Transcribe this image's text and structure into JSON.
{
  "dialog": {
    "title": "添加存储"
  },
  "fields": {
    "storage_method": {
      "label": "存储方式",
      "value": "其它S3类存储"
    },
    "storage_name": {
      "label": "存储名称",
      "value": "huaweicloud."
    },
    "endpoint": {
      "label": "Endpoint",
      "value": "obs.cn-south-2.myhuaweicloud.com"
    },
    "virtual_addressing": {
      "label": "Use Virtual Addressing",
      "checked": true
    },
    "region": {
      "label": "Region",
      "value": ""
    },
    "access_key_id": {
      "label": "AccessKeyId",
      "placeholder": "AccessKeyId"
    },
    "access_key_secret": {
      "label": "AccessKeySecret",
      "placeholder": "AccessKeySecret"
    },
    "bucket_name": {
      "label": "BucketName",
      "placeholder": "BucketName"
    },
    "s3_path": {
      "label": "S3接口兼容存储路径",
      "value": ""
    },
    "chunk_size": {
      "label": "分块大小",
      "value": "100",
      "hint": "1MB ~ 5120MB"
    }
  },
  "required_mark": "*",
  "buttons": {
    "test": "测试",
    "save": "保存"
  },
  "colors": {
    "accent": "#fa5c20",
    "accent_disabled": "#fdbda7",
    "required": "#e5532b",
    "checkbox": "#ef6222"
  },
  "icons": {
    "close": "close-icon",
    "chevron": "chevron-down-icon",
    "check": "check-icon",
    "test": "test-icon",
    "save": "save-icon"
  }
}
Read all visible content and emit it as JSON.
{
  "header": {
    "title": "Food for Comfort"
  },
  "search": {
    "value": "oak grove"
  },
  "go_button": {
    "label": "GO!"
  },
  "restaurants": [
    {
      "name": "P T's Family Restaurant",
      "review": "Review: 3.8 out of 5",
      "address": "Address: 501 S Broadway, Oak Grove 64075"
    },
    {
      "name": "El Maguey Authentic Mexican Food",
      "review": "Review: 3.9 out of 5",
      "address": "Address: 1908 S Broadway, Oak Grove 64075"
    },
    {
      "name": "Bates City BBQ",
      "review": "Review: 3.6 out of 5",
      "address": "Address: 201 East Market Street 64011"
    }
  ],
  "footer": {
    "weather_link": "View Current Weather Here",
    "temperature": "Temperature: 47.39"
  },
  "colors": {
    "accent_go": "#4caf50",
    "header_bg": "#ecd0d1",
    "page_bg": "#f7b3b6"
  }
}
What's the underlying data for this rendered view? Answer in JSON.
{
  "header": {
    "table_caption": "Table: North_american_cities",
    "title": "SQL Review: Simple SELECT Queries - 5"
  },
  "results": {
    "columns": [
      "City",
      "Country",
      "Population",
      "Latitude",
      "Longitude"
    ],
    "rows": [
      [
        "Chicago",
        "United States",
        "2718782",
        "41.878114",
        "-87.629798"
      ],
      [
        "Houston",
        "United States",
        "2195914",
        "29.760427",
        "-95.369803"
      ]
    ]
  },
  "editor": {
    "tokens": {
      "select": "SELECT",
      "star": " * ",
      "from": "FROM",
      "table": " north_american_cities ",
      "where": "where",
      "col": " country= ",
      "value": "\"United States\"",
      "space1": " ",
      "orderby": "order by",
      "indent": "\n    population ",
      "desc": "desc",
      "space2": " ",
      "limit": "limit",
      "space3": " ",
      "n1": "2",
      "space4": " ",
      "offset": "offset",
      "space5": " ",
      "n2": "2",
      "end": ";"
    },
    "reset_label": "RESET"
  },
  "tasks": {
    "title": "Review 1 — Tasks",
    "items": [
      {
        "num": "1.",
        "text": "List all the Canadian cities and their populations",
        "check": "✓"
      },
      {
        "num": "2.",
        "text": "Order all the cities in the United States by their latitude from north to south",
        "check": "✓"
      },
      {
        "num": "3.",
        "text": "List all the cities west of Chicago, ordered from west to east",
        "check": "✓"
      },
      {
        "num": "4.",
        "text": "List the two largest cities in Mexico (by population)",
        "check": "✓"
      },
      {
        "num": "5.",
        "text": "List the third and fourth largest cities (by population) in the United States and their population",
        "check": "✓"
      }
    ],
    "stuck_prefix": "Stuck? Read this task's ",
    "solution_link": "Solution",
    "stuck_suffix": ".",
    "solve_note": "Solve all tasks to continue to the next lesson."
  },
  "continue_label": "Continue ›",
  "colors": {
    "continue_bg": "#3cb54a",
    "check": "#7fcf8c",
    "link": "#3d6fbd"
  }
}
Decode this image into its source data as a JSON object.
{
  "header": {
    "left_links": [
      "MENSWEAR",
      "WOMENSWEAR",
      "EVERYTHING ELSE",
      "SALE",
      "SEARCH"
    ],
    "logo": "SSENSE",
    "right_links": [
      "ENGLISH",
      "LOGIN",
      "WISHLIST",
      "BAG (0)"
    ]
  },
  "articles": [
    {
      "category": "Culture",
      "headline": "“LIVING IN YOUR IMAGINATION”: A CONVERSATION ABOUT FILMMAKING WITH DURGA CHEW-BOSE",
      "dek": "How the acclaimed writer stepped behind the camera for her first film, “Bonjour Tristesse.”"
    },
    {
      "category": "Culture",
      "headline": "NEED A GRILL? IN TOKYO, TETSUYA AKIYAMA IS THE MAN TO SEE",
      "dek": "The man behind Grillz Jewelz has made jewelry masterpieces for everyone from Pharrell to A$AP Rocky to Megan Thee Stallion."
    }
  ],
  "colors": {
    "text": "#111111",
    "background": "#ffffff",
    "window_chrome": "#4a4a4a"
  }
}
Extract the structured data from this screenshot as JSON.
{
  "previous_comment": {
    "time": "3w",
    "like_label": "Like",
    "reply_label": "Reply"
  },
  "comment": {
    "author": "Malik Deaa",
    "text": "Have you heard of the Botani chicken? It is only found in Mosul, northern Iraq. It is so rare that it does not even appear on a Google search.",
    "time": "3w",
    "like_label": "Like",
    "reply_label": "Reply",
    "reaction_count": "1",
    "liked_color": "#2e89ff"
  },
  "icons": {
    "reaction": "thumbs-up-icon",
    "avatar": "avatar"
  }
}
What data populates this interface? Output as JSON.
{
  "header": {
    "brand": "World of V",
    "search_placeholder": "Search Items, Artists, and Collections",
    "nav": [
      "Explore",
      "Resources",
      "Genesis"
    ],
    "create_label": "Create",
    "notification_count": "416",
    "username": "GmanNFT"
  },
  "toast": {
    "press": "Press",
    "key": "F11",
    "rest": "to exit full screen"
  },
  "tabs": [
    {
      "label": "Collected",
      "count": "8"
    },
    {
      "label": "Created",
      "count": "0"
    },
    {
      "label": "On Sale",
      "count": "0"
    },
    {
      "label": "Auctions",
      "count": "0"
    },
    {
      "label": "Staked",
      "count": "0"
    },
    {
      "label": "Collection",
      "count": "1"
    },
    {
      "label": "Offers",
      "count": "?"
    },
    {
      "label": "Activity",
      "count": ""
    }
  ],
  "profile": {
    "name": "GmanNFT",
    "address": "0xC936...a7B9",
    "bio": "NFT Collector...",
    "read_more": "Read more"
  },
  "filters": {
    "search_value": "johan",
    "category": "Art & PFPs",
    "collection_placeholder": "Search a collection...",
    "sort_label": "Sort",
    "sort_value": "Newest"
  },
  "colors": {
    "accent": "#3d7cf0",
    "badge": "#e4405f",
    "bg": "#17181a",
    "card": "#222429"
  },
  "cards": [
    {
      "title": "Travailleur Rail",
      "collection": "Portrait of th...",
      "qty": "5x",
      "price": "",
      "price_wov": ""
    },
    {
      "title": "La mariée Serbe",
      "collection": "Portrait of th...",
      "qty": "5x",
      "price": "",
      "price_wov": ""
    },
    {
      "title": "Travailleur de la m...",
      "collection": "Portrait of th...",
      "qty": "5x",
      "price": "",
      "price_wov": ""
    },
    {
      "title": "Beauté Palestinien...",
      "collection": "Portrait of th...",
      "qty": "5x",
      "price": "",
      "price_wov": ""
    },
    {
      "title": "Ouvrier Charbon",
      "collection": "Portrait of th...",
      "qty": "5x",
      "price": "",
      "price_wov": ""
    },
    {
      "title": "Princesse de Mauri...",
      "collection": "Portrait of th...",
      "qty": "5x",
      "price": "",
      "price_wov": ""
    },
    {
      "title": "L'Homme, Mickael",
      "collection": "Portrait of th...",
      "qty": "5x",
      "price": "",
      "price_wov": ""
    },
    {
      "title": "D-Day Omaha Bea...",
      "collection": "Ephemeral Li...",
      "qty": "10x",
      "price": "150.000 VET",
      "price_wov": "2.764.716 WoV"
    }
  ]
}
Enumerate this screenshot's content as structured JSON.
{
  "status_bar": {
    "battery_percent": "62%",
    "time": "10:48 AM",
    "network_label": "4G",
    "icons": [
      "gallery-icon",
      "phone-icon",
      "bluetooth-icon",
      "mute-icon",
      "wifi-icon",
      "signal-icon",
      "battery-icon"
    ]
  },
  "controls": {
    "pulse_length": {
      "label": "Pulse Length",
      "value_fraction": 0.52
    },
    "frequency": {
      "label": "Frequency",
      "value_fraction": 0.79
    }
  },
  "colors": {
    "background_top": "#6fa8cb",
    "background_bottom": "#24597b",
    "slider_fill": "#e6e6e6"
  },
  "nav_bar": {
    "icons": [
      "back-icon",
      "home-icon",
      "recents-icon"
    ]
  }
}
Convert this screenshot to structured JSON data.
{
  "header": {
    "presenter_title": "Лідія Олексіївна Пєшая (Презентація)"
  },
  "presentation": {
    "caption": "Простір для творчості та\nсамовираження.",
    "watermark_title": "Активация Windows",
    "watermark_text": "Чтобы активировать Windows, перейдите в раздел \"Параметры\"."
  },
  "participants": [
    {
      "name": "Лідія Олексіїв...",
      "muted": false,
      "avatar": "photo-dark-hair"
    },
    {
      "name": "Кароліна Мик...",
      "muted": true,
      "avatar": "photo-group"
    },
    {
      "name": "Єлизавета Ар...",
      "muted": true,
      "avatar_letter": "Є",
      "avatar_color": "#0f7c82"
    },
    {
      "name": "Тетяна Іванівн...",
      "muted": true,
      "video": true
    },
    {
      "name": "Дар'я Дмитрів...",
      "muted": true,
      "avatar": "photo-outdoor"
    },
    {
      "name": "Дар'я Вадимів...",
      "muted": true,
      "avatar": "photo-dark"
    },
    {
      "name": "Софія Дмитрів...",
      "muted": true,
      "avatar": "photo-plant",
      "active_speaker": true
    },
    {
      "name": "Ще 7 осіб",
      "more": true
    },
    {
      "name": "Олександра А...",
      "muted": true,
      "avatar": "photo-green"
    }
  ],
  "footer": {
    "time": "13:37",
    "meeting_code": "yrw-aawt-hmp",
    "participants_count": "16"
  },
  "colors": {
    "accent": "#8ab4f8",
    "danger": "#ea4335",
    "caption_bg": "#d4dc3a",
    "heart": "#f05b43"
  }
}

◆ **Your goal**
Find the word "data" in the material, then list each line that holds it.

◆ **Problem solution**
What's the underlying data for this rendered view? Answer in JSON.
Decode this image into its source data as a JSON object.
Extract the structured data from this screenshot as JSON.
What data populates this interface? Output as JSON.
Convert this screenshot to structured JSON data.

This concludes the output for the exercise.